■ WORK TASK ■
Using the listing that follows, filter out every line lacking the string "representation" and return the rest.
INFORMATION: Begin
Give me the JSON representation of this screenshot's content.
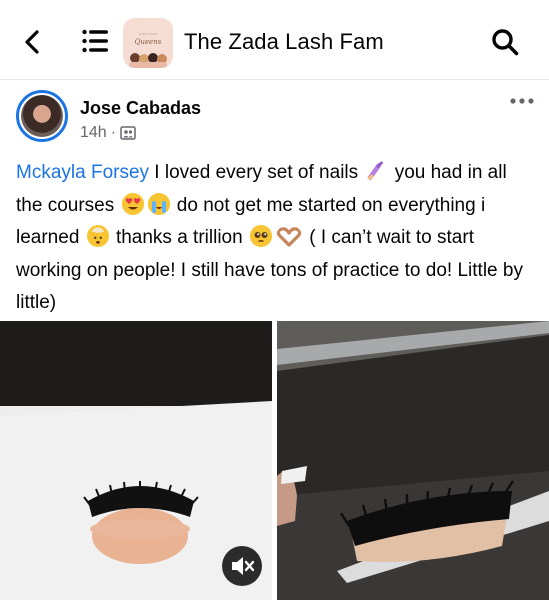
{
  "header": {
    "back_icon": "back-chevron-icon",
    "menu_icon": "hamburger-menu-icon",
    "group_avatar_text_top": "ZADA LASH",
    "group_avatar_text_script": "Queens",
    "group_title": "The Zada Lash Fam",
    "search_icon": "search-icon"
  },
  "post": {
    "author": "Jose Cabadas",
    "time": "14h",
    "separator": "·",
    "audience_icon": "group-members-icon",
    "more_icon": "more-horizontal-icon",
    "mention": "Mckayla Forsey",
    "text_1": " I loved every set of nails ",
    "text_2": " you had in all the courses ",
    "text_3": " do not get me started on everything i learned ",
    "text_4": " thanks a trillion ",
    "text_5": " ( I can’t wait to start working on people! I still have tons of practice to do! Little by little)"
  },
  "media": {
    "mute_icon": "sound-muted-icon"
  },
  "colors": {
    "accent": "#1b74e4",
    "text": "#050505",
    "secondary": "#65676b",
    "divider": "#e4e6eb"
  }
}
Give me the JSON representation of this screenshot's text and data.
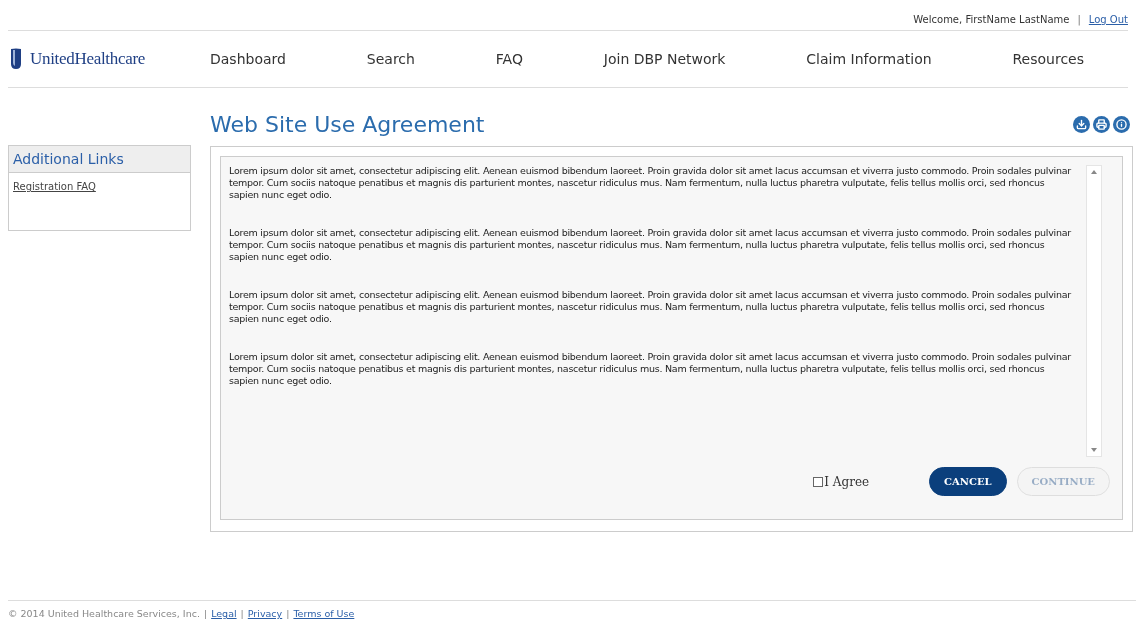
{
  "header": {
    "welcome": "Welcome, FirstName LastName",
    "separator": "|",
    "logout": "Log Out"
  },
  "logo": {
    "name": "UnitedHealthcare"
  },
  "nav": [
    {
      "label": "Dashboard"
    },
    {
      "label": "Search"
    },
    {
      "label": "FAQ"
    },
    {
      "label": "Join DBP Network"
    },
    {
      "label": "Claim Information"
    },
    {
      "label": "Resources"
    }
  ],
  "page": {
    "title": "Web Site Use Agreement",
    "tools": [
      {
        "kind": "download"
      },
      {
        "kind": "print"
      },
      {
        "kind": "info"
      }
    ]
  },
  "sidebar": {
    "title": "Additional Links",
    "links": [
      "Registration FAQ"
    ]
  },
  "agreement": {
    "paragraphs": [
      "Lorem ipsum dolor sit amet, consectetur adipiscing elit. Aenean euismod bibendum laoreet. Proin gravida dolor sit amet lacus accumsan et viverra justo commodo. Proin sodales pulvinar tempor. Cum sociis natoque penatibus et magnis dis parturient montes, nascetur ridiculus mus. Nam fermentum, nulla luctus pharetra vulputate, felis tellus mollis orci, sed rhoncus sapien nunc eget odio.",
      "Lorem ipsum dolor sit amet, consectetur adipiscing elit. Aenean euismod bibendum laoreet. Proin gravida dolor sit amet lacus accumsan et viverra justo commodo. Proin sodales pulvinar tempor. Cum sociis natoque penatibus et magnis dis parturient montes, nascetur ridiculus mus. Nam fermentum, nulla luctus pharetra vulputate, felis tellus mollis orci, sed rhoncus sapien nunc eget odio.",
      "Lorem ipsum dolor sit amet, consectetur adipiscing elit. Aenean euismod bibendum laoreet. Proin gravida dolor sit amet lacus accumsan et viverra justo commodo. Proin sodales pulvinar tempor. Cum sociis natoque penatibus et magnis dis parturient montes, nascetur ridiculus mus. Nam fermentum, nulla luctus pharetra vulputate, felis tellus mollis orci, sed rhoncus sapien nunc eget odio.",
      "Lorem ipsum dolor sit amet, consectetur adipiscing elit. Aenean euismod bibendum laoreet. Proin gravida dolor sit amet lacus accumsan et viverra justo commodo. Proin sodales pulvinar tempor. Cum sociis natoque penatibus et magnis dis parturient montes, nascetur ridiculus mus. Nam fermentum, nulla luctus pharetra vulputate, felis tellus mollis orci, sed rhoncus sapien nunc eget odio."
    ],
    "agree": {
      "label": "I Agree",
      "checked": false
    },
    "buttons": [
      {
        "label": "CANCEL",
        "kind": "primary",
        "disabled": false
      },
      {
        "label": "CONTINUE",
        "kind": "secondary",
        "disabled": true
      }
    ]
  },
  "footer": [
    {
      "kind": "text",
      "text": "© 2014 United Healthcare Services, Inc."
    },
    {
      "kind": "separator",
      "text": "|"
    },
    {
      "kind": "link",
      "text": "Legal"
    },
    {
      "kind": "separator",
      "text": "|"
    },
    {
      "kind": "link",
      "text": "Privacy"
    },
    {
      "kind": "separator",
      "text": "|"
    },
    {
      "kind": "link",
      "text": "Terms of Use"
    }
  ]
}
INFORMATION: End
■ EXERCISE ANSWER ■
Give me the JSON representation of this screenshot's content.
Give me the JSON representation of this screenshot's text and data.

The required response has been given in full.